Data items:
"""

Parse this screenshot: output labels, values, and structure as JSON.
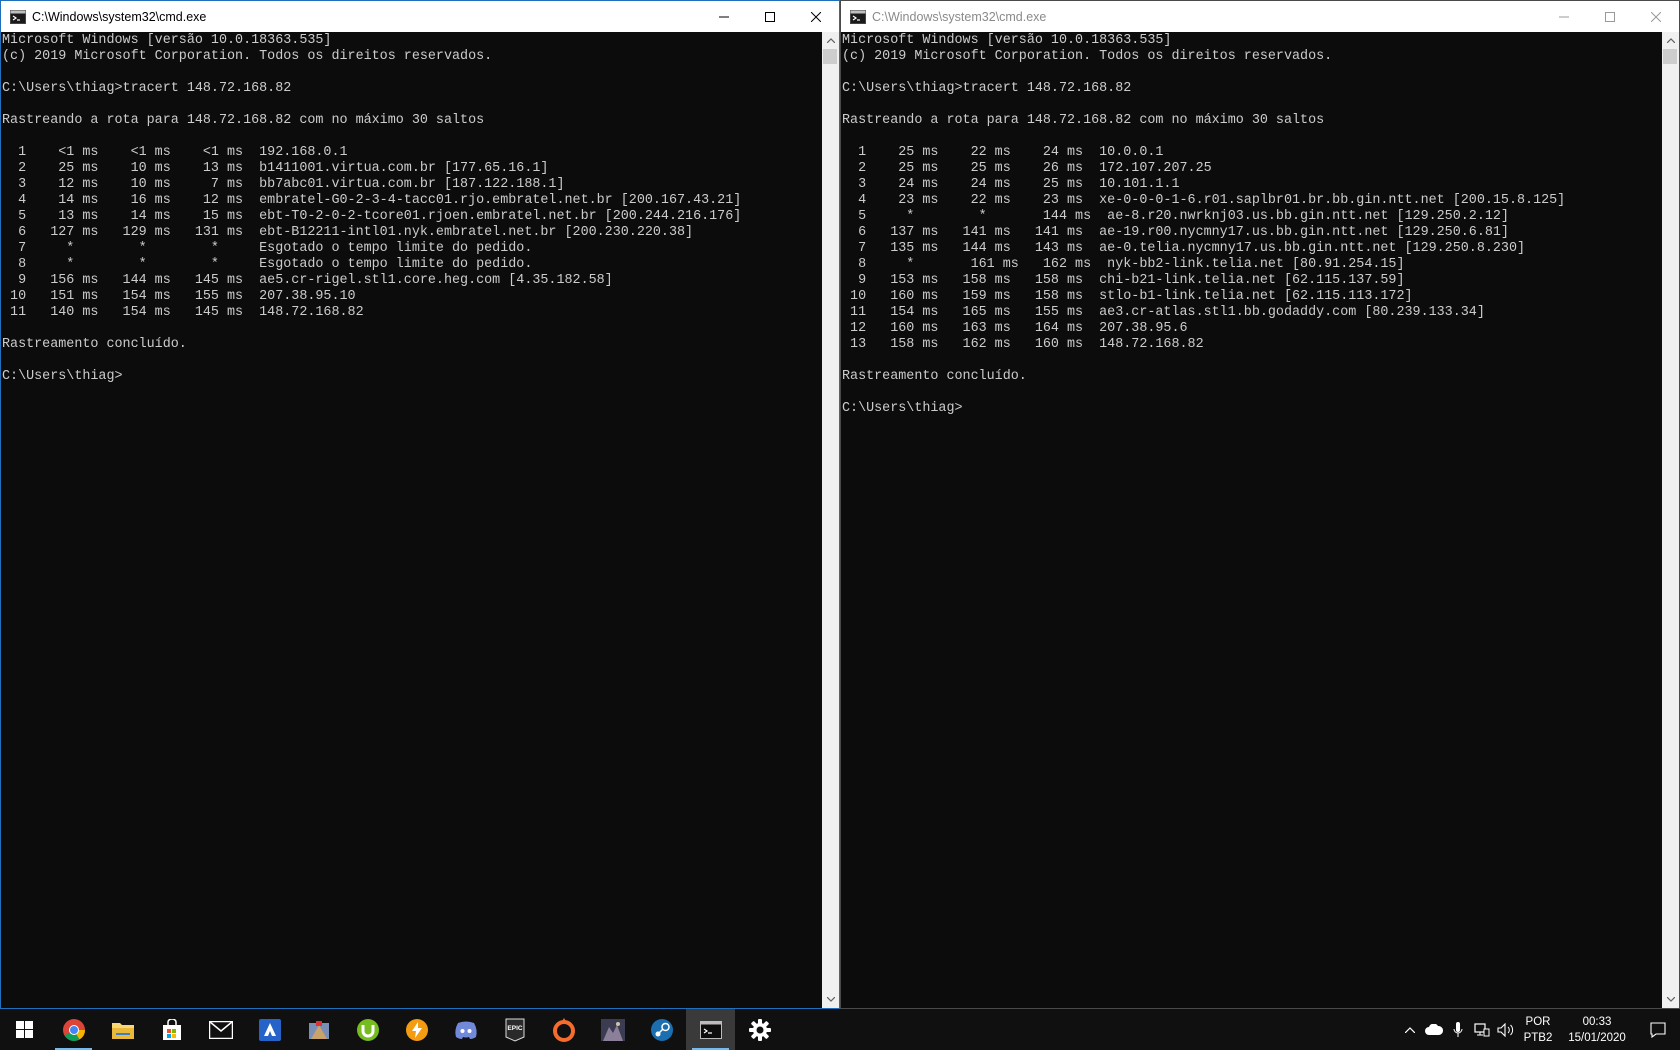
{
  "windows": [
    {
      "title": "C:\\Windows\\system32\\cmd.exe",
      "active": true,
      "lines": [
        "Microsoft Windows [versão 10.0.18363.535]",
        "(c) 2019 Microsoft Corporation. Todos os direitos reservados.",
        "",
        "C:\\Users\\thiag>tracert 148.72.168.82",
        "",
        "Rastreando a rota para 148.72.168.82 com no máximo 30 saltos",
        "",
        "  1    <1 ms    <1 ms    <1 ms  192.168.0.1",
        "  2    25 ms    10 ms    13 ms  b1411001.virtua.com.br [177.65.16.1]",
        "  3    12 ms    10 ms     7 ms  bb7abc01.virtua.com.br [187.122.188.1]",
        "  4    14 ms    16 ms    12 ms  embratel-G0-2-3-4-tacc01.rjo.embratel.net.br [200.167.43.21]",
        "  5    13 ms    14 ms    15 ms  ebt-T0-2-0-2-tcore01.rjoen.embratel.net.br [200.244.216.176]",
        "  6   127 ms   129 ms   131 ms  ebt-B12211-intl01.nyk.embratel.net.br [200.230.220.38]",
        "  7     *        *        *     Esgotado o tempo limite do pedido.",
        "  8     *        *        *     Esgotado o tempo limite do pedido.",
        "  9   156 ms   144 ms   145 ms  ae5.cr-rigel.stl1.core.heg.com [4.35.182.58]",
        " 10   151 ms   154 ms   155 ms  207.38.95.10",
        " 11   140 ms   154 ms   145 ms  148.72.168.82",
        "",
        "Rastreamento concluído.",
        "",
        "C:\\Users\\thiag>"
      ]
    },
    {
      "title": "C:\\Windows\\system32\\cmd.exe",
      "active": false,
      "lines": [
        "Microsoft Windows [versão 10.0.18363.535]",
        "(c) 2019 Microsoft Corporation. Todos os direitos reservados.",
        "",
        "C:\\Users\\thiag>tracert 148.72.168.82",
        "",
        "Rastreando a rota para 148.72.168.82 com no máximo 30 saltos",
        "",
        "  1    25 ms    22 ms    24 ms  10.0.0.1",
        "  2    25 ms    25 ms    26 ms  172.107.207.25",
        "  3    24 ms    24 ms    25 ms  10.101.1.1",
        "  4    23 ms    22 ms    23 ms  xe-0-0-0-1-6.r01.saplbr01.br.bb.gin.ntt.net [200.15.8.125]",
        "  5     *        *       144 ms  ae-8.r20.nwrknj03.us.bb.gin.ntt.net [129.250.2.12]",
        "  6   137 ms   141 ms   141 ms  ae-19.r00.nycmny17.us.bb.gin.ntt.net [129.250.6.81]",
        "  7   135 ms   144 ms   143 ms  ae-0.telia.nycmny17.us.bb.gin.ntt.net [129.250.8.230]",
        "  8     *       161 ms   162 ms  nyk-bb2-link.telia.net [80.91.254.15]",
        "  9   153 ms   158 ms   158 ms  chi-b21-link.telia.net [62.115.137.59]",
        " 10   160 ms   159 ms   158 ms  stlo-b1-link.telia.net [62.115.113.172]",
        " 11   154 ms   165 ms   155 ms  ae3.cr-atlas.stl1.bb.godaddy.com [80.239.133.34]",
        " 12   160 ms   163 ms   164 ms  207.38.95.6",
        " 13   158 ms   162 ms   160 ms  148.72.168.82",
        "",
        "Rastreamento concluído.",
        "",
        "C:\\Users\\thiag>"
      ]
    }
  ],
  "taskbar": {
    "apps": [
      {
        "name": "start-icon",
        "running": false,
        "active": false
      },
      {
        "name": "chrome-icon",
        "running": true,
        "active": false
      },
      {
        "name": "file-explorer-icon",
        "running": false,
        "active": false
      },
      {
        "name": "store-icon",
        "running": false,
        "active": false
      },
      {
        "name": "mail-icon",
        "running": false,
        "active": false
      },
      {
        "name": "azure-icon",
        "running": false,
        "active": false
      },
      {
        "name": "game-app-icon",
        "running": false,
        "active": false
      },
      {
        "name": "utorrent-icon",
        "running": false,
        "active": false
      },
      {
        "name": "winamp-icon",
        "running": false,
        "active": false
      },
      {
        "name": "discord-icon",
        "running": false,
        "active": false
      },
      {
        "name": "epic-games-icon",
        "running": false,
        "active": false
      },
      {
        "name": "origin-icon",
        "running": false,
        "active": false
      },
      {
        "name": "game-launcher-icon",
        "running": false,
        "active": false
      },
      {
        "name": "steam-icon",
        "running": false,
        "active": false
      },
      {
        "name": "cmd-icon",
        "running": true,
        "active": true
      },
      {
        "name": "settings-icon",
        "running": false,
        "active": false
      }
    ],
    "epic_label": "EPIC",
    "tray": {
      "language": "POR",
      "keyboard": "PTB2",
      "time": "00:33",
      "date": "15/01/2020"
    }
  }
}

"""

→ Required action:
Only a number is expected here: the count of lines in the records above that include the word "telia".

→ Output:
4